EXERCISE: Determine how many lines in the entries below hold "closenotice". Respond with that number only.
+-------+
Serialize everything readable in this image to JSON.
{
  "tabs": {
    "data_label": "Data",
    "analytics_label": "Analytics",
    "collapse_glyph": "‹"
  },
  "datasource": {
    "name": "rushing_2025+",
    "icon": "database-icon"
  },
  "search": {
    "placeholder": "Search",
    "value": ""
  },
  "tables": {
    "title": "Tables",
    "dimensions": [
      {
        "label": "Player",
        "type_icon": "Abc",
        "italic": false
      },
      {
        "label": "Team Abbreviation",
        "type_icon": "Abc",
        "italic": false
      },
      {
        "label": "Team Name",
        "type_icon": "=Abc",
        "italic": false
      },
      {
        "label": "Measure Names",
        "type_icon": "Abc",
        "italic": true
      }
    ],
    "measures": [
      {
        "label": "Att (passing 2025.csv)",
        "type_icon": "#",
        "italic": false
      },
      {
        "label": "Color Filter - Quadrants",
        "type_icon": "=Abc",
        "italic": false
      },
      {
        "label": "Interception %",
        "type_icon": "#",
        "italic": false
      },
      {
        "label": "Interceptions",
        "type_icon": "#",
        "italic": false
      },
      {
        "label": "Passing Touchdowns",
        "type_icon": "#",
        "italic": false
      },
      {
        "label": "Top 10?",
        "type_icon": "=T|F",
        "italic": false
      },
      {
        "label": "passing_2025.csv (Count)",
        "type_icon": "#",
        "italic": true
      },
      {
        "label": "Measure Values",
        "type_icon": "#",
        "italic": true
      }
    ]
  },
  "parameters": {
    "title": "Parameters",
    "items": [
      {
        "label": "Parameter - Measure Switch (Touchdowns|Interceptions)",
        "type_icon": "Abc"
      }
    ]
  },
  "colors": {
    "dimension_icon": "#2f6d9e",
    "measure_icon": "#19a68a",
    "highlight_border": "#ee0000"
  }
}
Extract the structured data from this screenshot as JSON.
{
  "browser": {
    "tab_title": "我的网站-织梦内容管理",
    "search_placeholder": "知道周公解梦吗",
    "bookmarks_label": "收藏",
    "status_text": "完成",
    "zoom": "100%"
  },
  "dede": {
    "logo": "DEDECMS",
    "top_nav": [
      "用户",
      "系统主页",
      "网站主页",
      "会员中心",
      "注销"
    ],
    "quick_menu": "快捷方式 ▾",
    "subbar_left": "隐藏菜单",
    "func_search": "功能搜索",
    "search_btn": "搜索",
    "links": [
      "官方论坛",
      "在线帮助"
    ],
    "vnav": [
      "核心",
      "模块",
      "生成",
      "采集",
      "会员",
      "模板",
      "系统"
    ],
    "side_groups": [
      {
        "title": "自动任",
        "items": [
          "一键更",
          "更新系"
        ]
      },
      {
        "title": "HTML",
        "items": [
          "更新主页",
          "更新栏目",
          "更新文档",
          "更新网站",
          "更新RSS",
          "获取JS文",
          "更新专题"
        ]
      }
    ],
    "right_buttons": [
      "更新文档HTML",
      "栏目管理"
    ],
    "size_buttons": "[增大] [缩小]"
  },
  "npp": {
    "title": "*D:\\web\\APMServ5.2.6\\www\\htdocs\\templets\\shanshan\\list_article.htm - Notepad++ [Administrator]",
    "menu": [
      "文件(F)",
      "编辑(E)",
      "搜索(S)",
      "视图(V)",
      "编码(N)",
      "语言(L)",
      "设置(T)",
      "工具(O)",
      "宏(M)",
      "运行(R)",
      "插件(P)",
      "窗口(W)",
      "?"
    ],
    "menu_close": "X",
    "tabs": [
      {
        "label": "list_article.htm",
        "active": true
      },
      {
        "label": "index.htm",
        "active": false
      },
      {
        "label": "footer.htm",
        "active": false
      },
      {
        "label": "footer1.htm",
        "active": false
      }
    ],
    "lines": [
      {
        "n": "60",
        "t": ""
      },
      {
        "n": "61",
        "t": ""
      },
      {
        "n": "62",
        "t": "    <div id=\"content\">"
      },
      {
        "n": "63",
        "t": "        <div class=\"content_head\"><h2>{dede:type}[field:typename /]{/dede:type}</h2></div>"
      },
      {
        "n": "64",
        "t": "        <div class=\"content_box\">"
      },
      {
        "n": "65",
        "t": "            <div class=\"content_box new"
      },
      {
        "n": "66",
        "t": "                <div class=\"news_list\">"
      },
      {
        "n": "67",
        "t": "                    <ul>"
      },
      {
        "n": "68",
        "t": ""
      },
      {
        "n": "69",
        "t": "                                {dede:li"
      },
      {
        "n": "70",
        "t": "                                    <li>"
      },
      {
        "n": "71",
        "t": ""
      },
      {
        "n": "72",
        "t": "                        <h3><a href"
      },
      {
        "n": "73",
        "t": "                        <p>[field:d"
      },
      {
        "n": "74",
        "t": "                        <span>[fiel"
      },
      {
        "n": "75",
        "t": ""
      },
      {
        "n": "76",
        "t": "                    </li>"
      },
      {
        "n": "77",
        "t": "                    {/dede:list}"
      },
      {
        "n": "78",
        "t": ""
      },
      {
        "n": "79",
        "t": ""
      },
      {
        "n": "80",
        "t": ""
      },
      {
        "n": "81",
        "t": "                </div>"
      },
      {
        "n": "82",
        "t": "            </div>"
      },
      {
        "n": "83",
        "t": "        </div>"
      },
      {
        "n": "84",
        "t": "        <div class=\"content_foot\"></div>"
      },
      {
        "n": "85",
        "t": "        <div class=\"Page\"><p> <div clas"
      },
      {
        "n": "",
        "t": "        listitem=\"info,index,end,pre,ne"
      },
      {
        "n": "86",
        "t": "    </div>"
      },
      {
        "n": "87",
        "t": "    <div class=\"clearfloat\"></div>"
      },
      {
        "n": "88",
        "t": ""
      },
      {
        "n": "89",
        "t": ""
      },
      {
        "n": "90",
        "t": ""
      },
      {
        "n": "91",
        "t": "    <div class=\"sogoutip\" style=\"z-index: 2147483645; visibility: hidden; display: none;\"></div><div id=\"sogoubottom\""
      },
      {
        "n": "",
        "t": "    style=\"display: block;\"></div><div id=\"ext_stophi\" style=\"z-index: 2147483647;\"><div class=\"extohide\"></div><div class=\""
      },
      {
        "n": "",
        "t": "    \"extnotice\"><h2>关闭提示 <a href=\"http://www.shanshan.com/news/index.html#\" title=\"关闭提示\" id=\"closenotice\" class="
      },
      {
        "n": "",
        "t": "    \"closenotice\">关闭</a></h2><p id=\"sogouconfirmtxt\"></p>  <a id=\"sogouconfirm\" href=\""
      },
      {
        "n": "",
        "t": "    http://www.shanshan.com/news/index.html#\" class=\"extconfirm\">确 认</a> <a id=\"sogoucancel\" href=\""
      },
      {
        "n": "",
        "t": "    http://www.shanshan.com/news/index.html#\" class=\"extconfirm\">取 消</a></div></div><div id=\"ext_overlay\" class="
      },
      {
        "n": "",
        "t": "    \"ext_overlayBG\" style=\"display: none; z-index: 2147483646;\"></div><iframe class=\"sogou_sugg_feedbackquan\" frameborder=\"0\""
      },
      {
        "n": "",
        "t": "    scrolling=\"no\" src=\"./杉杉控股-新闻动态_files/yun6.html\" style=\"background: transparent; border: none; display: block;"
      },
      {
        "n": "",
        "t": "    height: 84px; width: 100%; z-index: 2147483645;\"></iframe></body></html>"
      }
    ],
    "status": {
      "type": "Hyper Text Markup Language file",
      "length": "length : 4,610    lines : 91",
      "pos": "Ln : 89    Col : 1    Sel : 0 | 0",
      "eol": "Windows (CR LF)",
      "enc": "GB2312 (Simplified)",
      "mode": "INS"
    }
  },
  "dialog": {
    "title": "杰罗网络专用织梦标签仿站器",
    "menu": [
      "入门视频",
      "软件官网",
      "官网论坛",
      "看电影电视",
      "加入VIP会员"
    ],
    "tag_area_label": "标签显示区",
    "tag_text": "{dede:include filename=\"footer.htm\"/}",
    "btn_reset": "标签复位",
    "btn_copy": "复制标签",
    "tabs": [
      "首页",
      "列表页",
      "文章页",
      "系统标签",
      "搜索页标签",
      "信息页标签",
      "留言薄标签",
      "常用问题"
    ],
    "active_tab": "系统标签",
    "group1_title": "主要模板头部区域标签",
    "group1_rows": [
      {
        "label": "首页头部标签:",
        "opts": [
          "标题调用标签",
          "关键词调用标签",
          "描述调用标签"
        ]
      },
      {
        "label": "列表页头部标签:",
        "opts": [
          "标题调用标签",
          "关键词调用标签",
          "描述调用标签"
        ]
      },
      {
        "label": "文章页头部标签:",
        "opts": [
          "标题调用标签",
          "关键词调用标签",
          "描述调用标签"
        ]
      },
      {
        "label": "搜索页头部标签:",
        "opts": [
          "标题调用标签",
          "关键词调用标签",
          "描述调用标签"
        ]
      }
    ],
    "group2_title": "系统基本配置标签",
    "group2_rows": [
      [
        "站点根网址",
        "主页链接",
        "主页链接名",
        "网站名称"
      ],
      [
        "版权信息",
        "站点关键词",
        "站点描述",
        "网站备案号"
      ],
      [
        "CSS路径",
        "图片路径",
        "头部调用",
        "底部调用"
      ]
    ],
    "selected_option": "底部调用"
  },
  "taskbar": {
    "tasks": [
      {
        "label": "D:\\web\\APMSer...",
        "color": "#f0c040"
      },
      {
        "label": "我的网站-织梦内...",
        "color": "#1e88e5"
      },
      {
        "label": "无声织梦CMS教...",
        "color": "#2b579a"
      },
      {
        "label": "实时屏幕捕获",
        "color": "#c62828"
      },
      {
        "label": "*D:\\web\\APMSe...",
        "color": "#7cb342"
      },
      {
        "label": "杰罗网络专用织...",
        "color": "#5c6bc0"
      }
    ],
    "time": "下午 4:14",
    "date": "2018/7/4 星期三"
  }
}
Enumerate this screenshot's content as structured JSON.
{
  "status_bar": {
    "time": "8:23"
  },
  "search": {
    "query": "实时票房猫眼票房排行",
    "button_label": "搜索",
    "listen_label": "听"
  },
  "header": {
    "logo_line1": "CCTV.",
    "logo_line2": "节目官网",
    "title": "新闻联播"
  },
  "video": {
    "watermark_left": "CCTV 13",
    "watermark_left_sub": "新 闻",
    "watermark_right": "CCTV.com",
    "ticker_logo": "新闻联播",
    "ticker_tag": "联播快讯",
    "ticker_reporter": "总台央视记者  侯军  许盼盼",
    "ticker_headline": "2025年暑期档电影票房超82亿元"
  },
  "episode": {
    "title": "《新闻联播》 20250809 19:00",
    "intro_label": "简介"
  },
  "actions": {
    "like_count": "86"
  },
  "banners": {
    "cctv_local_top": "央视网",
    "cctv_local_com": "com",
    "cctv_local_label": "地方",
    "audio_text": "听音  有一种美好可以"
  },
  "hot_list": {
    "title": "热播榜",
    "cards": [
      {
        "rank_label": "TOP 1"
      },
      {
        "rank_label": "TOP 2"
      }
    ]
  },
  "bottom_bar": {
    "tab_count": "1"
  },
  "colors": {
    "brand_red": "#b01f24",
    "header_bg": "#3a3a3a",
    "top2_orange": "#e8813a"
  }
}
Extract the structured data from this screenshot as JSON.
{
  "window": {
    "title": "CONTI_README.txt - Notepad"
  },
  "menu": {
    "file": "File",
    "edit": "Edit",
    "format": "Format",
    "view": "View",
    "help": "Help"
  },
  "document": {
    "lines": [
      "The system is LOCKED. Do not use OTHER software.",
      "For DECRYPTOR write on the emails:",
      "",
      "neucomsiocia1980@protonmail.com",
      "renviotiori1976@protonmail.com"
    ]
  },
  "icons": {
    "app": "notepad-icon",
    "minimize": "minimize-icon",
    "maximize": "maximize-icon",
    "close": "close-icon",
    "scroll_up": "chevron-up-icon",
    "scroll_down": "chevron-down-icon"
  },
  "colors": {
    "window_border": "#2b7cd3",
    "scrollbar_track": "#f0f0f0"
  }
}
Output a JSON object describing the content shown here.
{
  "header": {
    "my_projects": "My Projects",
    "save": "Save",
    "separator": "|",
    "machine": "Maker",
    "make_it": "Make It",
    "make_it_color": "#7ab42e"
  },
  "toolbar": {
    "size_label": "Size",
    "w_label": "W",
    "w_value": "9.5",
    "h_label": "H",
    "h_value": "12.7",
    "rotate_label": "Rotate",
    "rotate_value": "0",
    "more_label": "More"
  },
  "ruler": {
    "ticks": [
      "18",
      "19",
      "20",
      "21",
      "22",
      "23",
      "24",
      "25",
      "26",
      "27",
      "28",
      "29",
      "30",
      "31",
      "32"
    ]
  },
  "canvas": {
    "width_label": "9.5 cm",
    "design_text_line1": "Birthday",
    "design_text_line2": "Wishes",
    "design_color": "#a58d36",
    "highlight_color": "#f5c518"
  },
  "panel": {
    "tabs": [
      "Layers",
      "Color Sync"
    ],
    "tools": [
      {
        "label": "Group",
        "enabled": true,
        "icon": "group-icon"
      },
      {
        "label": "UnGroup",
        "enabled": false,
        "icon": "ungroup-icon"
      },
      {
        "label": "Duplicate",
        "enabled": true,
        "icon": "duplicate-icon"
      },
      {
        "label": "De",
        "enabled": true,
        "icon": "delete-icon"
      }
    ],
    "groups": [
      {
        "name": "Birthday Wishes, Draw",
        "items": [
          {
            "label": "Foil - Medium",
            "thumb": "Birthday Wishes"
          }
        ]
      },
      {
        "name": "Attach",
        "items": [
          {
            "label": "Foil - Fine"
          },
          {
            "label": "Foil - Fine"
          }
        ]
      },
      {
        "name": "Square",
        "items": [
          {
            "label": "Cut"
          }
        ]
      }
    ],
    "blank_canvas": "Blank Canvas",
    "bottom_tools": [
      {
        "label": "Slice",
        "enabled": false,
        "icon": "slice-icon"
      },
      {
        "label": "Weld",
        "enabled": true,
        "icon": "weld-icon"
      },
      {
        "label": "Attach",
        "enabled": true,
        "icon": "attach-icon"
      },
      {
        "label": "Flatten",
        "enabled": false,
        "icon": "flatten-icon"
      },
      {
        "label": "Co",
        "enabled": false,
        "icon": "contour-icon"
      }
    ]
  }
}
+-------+
FINAL ANSWER: 2